“Just like it is for a player making a great catch or throwing a great pass, getting the call right on the field is a tremendous thrill,” McAulay said. “And conversely, getting it wrong is certainly a letdown and you work to get better. Just like players, it’s really not any different at all. So when you take that away from them, you take that away from the on-field officials. It does lessen their feeling or their understanding of why they’re really needed out there.”
Removing decision-making from the hands of referees is part of a wider refereeing crisis in sports, particularly at youth levels, where people no longer want to take the criticism that comes with refereeing. Michael Lewis, the author of Moneyball and The Big Short, launched a seven-part podcast earlier this year where he used the undermined authority of NBA referees to show how similar jobs are under attack in all corners of American society, from referees in other sports to the Securities and Exchange Commission on Wall Street to authenticators in high-end art. McAulay called the podcast required listening for everyone in the sports world.
“People are less forgiving of that human error than I’ve ever seen,” McAulay said.
McAulay doesn’t think the league should have waded into reviews for pass interference, but if it was going to make any subjective penalties reviewable, it would have been better off focusing on a player-safety-related issue like initiating helmet-to-helmet contact. He specifically cites Cowboys linebacker Jaylon Smith’s hit on Saints running back Alvin Kamara last season as a call that is difficult to make on the field but important enough to player safety that it is worth reviewing and throwing a penalty flag after the fact.

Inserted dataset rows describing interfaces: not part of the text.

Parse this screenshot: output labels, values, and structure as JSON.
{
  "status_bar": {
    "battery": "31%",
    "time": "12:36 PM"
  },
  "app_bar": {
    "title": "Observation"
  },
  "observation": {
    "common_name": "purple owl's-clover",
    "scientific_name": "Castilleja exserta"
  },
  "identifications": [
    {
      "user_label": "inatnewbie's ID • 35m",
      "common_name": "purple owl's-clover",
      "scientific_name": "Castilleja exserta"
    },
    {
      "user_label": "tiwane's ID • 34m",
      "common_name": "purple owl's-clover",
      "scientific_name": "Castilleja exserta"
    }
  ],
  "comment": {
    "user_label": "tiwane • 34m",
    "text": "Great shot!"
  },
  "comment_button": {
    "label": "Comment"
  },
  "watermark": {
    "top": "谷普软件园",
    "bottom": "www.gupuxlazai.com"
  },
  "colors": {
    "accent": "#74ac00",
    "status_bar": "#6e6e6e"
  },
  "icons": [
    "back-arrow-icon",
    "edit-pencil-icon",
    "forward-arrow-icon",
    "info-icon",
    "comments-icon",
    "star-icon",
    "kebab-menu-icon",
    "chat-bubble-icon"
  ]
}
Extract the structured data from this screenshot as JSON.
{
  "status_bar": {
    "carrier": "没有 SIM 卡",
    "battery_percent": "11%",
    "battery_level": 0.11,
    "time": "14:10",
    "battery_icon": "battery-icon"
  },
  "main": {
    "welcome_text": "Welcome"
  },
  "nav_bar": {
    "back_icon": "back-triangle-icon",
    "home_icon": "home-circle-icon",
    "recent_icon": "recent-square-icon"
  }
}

“You never ever want to have a situation where that goes unpenalized,” McAulay said. “And I really wish that would have been their first step, and I think they would’ve been met with a tremendous amount of applause and cheering.”
Instead the league has chosen its most subjective penalty on which to impose a consistent standard, and that has a disproportionately high chance of going wrong in a big moment. The angles that fans see on TV are the same ones available to the referees in the replay booth. The bigger the game—Sunday Night Football, Monday Night Football, Thursday Night Football, or the playoffs—the more cameras in the stadium. As Robey-Coleman said, “big games, they let us play”—meaning refs are less likely to call penalties on 50-50 plays. But more cameras leads to more potential scrutiny, and the most scrutiny will come in the final two minutes of each half when coaching challenges are paused and the replay booth will have to decide whether a play warrants stopping the game to initiate a review. This creates a situation where a loud minority of fans can argue passionately that they were wronged in a high-profile moment if a call doesn’t go their way. It also may have the effect of giving a mouse a cookie. If pass interference is reviewable, fans will be less tolerant of nonreviewable missed penalty calls that cost their team a win. Ironically, a rule implemented to move the conversation away from officiating could instead keep fans transfixed on it as they try to justify every loss by finding a missed call that should have been reviewed.
In trying to steer out of the way of one controversy, the league seems to have turned the wheel so far in the other direction that the instant replay process is at risk of flipping over. If Rule 15, Section 3, Article 10 crashes and burns this year, everyone—even the man responsible for “the NRC rule”—may be happy to return to the way things were.
“To keep it black and white, a foul is a foul at the end of the day,” Robey-Coleman said. “If you foul a person, you foul a person. You know what I’m saying? But if you get away with it, that’s different.”